• _Record extracts_:
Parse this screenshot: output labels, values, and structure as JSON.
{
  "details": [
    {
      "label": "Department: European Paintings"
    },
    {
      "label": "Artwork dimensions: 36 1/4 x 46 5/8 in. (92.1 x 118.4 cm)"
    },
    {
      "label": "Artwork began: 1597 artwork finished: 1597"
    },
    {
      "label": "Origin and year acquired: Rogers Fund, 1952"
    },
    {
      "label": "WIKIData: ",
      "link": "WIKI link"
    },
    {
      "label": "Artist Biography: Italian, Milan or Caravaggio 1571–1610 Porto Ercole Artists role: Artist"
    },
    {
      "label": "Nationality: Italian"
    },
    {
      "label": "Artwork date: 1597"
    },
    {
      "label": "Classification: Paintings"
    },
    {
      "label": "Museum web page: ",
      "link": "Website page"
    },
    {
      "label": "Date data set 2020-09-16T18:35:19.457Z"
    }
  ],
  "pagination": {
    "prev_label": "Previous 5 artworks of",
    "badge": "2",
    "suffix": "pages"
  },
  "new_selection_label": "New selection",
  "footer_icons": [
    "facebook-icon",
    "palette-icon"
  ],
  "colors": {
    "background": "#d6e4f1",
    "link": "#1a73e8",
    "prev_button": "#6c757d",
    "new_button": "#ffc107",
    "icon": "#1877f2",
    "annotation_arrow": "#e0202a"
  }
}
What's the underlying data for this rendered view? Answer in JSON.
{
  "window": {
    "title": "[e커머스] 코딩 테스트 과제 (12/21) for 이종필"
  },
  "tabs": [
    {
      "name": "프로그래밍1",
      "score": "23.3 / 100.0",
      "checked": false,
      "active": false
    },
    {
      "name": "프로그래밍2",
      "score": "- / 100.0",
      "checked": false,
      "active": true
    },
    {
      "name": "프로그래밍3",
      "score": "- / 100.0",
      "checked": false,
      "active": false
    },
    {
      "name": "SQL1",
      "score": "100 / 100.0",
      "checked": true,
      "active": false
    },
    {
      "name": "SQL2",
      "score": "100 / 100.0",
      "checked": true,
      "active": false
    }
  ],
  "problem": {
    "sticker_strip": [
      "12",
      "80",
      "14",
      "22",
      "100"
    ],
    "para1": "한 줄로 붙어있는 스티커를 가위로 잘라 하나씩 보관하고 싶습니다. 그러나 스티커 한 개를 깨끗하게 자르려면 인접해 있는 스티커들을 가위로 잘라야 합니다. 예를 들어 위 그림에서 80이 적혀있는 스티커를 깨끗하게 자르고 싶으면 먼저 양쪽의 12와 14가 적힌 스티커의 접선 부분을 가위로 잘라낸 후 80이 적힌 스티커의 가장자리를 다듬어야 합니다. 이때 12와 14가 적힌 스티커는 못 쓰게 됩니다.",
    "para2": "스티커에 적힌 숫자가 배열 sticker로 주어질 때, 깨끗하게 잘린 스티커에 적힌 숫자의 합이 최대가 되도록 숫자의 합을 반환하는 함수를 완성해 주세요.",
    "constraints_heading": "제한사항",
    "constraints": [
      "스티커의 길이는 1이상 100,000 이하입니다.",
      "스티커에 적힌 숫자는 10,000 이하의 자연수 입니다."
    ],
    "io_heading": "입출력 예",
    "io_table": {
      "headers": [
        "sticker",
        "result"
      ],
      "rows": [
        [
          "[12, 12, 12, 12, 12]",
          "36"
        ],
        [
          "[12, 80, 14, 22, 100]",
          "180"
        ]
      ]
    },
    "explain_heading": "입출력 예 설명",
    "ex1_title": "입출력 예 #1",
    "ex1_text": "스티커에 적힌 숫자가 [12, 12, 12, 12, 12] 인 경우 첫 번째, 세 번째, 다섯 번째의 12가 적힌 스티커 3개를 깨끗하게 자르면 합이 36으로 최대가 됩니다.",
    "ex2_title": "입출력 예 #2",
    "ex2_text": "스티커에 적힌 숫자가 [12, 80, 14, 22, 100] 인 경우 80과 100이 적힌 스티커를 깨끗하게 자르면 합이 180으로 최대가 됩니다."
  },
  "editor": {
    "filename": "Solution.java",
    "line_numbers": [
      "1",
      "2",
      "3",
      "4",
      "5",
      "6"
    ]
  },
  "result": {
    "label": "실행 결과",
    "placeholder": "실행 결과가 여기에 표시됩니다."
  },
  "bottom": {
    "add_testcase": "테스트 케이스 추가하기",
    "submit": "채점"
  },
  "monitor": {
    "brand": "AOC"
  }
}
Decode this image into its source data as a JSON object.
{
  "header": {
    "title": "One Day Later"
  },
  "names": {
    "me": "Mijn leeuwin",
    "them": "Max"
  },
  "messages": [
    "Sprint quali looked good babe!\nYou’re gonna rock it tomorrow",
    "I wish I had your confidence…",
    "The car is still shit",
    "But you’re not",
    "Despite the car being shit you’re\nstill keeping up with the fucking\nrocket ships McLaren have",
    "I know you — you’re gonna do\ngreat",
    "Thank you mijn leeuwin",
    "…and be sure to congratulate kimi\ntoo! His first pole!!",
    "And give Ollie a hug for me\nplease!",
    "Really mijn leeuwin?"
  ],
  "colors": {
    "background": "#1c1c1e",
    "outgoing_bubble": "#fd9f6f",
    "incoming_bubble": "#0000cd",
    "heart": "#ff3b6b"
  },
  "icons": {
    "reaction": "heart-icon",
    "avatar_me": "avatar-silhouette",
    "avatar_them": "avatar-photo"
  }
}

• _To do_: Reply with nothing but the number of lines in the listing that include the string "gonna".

• _Problem solution_: 2